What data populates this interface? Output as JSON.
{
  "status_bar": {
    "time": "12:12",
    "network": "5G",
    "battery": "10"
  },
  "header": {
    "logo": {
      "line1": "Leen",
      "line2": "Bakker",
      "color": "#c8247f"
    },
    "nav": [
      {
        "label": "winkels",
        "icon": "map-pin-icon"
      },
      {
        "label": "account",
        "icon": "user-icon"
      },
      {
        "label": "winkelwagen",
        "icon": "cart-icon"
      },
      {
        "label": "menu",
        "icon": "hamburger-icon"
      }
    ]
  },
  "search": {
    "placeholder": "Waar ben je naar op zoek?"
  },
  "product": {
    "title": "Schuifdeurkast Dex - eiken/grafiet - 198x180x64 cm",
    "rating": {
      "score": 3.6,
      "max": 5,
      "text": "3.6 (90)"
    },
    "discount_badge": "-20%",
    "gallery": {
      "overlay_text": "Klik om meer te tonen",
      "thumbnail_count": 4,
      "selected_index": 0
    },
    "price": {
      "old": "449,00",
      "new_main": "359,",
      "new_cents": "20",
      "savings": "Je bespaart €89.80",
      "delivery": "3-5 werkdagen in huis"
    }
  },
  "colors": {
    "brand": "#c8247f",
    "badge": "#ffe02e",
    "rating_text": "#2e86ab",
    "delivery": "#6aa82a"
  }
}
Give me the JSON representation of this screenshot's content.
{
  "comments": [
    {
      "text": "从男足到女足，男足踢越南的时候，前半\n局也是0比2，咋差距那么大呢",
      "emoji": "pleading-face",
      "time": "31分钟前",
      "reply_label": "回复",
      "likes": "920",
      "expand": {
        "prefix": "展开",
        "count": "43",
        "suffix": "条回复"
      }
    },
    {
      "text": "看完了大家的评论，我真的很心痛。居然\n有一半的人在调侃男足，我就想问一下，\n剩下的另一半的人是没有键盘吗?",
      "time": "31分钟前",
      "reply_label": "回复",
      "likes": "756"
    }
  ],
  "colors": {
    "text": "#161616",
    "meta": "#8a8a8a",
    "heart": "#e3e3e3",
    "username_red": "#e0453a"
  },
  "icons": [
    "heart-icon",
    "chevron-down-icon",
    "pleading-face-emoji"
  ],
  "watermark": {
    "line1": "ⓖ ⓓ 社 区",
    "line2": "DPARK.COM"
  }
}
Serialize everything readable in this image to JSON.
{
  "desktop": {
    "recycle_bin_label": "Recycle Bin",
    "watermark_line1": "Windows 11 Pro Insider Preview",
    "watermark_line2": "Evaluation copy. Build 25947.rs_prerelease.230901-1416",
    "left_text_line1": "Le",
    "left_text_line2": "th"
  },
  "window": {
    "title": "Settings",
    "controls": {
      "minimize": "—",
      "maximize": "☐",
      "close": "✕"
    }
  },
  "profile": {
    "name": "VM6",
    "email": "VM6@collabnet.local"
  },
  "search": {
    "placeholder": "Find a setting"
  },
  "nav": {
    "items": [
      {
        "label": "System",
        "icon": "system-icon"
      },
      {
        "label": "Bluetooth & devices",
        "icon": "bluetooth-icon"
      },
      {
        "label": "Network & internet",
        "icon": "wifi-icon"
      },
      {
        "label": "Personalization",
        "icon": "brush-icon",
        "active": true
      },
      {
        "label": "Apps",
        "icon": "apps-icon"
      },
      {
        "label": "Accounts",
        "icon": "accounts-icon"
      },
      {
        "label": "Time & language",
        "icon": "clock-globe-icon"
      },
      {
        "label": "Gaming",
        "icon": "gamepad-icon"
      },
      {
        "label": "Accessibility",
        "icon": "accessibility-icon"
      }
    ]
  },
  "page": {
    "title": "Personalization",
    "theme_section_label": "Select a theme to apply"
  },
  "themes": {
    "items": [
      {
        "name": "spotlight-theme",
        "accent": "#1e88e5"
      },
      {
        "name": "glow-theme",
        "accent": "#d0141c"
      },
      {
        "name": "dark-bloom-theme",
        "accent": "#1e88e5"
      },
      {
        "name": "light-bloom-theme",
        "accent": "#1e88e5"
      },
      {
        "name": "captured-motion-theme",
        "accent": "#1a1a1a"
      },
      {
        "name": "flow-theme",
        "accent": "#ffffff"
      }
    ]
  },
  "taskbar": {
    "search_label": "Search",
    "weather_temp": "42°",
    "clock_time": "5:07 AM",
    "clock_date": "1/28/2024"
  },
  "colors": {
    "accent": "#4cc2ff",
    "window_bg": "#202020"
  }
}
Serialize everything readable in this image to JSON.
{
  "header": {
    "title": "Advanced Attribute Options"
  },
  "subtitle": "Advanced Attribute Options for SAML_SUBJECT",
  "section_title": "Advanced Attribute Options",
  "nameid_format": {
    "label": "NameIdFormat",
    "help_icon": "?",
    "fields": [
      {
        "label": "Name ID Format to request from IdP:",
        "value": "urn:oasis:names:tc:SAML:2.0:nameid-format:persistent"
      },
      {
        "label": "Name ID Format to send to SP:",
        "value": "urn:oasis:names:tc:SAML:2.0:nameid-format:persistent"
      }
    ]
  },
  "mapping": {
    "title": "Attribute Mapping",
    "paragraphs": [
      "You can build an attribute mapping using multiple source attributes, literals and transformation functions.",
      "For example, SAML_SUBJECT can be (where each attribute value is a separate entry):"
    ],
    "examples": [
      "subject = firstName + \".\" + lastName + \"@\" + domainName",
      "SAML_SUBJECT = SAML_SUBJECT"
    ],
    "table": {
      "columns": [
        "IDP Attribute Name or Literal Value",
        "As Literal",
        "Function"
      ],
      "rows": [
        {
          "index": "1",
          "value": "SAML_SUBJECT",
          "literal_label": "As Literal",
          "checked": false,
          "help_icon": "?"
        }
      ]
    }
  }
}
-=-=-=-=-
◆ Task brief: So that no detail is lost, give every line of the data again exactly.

◆ Answer section:
What data populates this interface? Output as JSON.
{
  "status_bar": {
    "time": "12:12",
    "network": "5G",
    "battery": "10"
  },
  "header": {
    "logo": {
      "line1": "Leen",
      "line2": "Bakker",
      "color": "#c8247f"
    },
    "nav": [
      {
        "label": "winkels",
        "icon": "map-pin-icon"
      },
      {
        "label": "account",
        "icon": "user-icon"
      },
      {
        "label": "winkelwagen",
        "icon": "cart-icon"
      },
      {
        "label": "menu",
        "icon": "hamburger-icon"
      }
    ]
  },
  "search": {
    "placeholder": "Waar ben je naar op zoek?"
  },
  "product": {
    "title": "Schuifdeurkast Dex - eiken/grafiet - 198x180x64 cm",
    "rating": {
      "score": 3.6,
      "max": 5,
      "text": "3.6 (90)"
    },
    "discount_badge": "-20%",
    "gallery": {
      "overlay_text": "Klik om meer te tonen",
      "thumbnail_count": 4,
      "selected_index": 0
    },
    "price": {
      "old": "449,00",
      "new_main": "359,",
      "new_cents": "20",
      "savings": "Je bespaart €89.80",
      "delivery": "3-5 werkdagen in huis"
    }
  },
  "colors": {
    "brand": "#c8247f",
    "badge": "#ffe02e",
    "rating_text": "#2e86ab",
    "delivery": "#6aa82a"
  }
}
Give me the JSON representation of this screenshot's content.
{
  "comments": [
    {
      "text": "从男足到女足，男足踢越南的时候，前半\n局也是0比2，咋差距那么大呢",
      "emoji": "pleading-face",
      "time": "31分钟前",
      "reply_label": "回复",
      "likes": "920",
      "expand": {
        "prefix": "展开",
        "count": "43",
        "suffix": "条回复"
      }
    },
    {
      "text": "看完了大家的评论，我真的很心痛。居然\n有一半的人在调侃男足，我就想问一下，\n剩下的另一半的人是没有键盘吗?",
      "time": "31分钟前",
      "reply_label": "回复",
      "likes": "756"
    }
  ],
  "colors": {
    "text": "#161616",
    "meta": "#8a8a8a",
    "heart": "#e3e3e3",
    "username_red": "#e0453a"
  },
  "icons": [
    "heart-icon",
    "chevron-down-icon",
    "pleading-face-emoji"
  ],
  "watermark": {
    "line1": "ⓖ ⓓ 社 区",
    "line2": "DPARK.COM"
  }
}
Serialize everything readable in this image to JSON.
{
  "desktop": {
    "recycle_bin_label": "Recycle Bin",
    "watermark_line1": "Windows 11 Pro Insider Preview",
    "watermark_line2": "Evaluation copy. Build 25947.rs_prerelease.230901-1416",
    "left_text_line1": "Le",
    "left_text_line2": "th"
  },
  "window": {
    "title": "Settings",
    "controls": {
      "minimize": "—",
      "maximize": "☐",
      "close": "✕"
    }
  },
  "profile": {
    "name": "VM6",
    "email": "VM6@collabnet.local"
  },
  "search": {
    "placeholder": "Find a setting"
  },
  "nav": {
    "items": [
      {
        "label": "System",
        "icon": "system-icon"
      },
      {
        "label": "Bluetooth & devices",
        "icon": "bluetooth-icon"
      },
      {
        "label": "Network & internet",
        "icon": "wifi-icon"
      },
      {
        "label": "Personalization",
        "icon": "brush-icon",
        "active": true
      },
      {
        "label": "Apps",
        "icon": "apps-icon"
      },
      {
        "label": "Accounts",
        "icon": "accounts-icon"
      },
      {
        "label": "Time & language",
        "icon": "clock-globe-icon"
      },
      {
        "label": "Gaming",
        "icon": "gamepad-icon"
      },
      {
        "label": "Accessibility",
        "icon": "accessibility-icon"
      }
    ]
  },
  "page": {
    "title": "Personalization",
    "theme_section_label": "Select a theme to apply"
  },
  "themes": {
    "items": [
      {
        "name": "spotlight-theme",
        "accent": "#1e88e5"
      },
      {
        "name": "glow-theme",
        "accent": "#d0141c"
      },
      {
        "name": "dark-bloom-theme",
        "accent": "#1e88e5"
      },
      {
        "name": "light-bloom-theme",
        "accent": "#1e88e5"
      },
      {
        "name": "captured-motion-theme",
        "accent": "#1a1a1a"
      },
      {
        "name": "flow-theme",
        "accent": "#ffffff"
      }
    ]
  },
  "taskbar": {
    "search_label": "Search",
    "weather_temp": "42°",
    "clock_time": "5:07 AM",
    "clock_date": "1/28/2024"
  },
  "colors": {
    "accent": "#4cc2ff",
    "window_bg": "#202020"
  }
}
Serialize everything readable in this image to JSON.
{
  "header": {
    "title": "Advanced Attribute Options"
  },
  "subtitle": "Advanced Attribute Options for SAML_SUBJECT",
  "section_title": "Advanced Attribute Options",
  "nameid_format": {
    "label": "NameIdFormat",
    "help_icon": "?",
    "fields": [
      {
        "label": "Name ID Format to request from IdP:",
        "value": "urn:oasis:names:tc:SAML:2.0:nameid-format:persistent"
      },
      {
        "label": "Name ID Format to send to SP:",
        "value": "urn:oasis:names:tc:SAML:2.0:nameid-format:persistent"
      }
    ]
  },
  "mapping": {
    "title": "Attribute Mapping",
    "paragraphs": [
      "You can build an attribute mapping using multiple source attributes, literals and transformation functions.",
      "For example, SAML_SUBJECT can be (where each attribute value is a separate entry):"
    ],
    "examples": [
      "subject = firstName + \".\" + lastName + \"@\" + domainName",
      "SAML_SUBJECT = SAML_SUBJECT"
    ],
    "table": {
      "columns": [
        "IDP Attribute Name or Literal Value",
        "As Literal",
        "Function"
      ],
      "rows": [
        {
          "index": "1",
          "value": "SAML_SUBJECT",
          "literal_label": "As Literal",
          "checked": false,
          "help_icon": "?"
        }
      ]
    }
  }
}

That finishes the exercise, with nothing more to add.